*** PROVIDED ENTRIES Section Begins ***

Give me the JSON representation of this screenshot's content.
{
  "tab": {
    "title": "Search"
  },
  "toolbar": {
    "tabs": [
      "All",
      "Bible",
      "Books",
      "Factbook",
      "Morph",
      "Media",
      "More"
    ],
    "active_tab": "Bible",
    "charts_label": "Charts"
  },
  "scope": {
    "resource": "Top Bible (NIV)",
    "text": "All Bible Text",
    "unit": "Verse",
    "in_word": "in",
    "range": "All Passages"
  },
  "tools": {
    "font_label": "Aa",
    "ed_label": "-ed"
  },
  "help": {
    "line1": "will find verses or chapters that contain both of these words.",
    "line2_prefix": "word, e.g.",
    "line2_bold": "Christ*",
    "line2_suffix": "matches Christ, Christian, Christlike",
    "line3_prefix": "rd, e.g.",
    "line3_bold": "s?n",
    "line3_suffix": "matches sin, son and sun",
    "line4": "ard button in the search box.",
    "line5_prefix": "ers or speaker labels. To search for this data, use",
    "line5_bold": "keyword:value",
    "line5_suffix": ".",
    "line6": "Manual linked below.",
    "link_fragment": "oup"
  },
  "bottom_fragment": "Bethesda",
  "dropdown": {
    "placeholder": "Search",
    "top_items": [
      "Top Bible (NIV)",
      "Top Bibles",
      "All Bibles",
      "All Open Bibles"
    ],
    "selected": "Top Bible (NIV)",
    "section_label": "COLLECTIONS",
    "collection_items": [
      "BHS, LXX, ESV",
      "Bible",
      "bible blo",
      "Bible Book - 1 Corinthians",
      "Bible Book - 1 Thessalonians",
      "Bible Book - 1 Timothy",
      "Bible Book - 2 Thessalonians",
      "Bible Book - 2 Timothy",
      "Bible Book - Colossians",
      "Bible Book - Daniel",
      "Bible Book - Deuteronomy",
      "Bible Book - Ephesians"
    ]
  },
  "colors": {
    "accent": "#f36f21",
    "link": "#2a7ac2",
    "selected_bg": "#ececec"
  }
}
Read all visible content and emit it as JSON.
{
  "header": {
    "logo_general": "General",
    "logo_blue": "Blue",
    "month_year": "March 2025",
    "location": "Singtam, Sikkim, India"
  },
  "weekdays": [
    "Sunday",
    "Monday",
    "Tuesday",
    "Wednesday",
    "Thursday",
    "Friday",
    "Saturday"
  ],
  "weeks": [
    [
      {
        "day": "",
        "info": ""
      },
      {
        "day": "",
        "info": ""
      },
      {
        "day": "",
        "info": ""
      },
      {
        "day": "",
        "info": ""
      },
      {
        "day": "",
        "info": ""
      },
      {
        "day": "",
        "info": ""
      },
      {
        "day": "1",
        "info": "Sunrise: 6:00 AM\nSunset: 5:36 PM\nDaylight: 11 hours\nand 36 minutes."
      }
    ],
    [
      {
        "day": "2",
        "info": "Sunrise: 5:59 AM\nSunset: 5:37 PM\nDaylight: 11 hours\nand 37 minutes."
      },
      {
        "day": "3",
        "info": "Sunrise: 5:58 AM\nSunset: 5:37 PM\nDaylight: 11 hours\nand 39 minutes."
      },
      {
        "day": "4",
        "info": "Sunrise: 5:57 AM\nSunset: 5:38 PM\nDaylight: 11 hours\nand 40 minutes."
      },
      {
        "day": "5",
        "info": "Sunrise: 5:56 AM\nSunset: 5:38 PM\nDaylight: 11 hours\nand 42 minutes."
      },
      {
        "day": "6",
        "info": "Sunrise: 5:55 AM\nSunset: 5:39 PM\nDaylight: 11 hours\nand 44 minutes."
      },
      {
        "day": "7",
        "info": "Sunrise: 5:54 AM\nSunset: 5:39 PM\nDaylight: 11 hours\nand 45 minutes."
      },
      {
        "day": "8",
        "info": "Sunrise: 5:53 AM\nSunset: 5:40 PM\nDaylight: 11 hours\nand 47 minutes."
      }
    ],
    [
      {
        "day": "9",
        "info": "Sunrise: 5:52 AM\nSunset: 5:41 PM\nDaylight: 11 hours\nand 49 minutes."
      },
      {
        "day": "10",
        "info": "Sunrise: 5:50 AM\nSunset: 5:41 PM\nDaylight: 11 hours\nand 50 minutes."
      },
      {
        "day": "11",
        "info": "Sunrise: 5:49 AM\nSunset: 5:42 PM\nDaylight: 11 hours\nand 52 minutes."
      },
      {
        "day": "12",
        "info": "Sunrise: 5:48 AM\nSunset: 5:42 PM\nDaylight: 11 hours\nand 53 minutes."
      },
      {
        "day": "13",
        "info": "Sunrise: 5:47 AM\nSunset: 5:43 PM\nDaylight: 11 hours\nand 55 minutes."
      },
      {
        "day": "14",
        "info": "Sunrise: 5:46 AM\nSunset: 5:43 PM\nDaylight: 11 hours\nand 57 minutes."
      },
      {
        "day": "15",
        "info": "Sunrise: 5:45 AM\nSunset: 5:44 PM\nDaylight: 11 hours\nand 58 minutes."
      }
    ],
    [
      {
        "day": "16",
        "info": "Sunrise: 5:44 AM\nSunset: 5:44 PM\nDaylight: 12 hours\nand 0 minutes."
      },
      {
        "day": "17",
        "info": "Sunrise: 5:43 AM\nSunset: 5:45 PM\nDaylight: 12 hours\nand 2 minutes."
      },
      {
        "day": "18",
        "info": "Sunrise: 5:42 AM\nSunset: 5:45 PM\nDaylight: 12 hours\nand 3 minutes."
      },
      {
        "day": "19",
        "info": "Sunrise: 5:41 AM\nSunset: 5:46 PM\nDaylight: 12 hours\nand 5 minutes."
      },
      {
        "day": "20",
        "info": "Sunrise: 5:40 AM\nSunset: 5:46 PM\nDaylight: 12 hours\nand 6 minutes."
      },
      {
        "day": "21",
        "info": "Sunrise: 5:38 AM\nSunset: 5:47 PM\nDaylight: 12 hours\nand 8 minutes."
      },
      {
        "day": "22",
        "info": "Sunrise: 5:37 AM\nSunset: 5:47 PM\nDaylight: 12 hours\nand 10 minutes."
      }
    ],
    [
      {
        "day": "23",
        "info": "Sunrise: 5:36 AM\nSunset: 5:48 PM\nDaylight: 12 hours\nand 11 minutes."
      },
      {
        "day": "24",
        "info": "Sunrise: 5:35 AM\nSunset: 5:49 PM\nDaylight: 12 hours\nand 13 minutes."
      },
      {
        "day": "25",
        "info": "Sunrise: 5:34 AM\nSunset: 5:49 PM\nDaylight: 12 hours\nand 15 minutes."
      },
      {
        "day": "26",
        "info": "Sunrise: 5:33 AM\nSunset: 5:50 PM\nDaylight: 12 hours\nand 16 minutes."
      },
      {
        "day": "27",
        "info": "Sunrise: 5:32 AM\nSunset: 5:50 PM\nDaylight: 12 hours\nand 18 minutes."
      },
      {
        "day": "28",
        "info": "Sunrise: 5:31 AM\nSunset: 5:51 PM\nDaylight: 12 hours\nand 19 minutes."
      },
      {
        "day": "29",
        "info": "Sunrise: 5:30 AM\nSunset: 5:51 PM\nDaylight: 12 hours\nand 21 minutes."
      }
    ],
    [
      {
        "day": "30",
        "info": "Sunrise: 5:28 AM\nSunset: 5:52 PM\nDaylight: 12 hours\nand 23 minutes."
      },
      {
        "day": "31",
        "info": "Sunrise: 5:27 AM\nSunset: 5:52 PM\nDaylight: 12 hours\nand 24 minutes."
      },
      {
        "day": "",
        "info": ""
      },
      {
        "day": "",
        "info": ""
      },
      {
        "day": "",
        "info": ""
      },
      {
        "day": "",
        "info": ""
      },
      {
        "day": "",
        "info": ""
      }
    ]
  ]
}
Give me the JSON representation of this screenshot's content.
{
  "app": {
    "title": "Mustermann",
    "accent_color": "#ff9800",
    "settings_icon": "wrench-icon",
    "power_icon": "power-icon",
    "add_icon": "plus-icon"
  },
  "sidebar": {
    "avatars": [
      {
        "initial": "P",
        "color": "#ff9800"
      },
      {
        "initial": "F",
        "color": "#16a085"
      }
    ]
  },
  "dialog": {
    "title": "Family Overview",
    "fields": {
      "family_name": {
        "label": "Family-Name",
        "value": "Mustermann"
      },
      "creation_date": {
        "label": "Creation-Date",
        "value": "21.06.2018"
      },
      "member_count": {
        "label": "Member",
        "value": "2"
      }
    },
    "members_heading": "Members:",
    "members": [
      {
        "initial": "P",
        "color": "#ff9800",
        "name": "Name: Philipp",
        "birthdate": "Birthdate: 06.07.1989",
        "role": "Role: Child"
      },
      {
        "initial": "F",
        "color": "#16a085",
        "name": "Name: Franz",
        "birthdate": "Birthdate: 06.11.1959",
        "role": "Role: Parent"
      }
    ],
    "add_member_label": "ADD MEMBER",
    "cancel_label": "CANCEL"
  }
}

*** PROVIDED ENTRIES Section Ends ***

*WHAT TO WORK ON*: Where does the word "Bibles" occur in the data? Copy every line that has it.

*WRITTEN REPLY*:
      "Top Bibles",
      "All Bibles",
      "All Open Bibles"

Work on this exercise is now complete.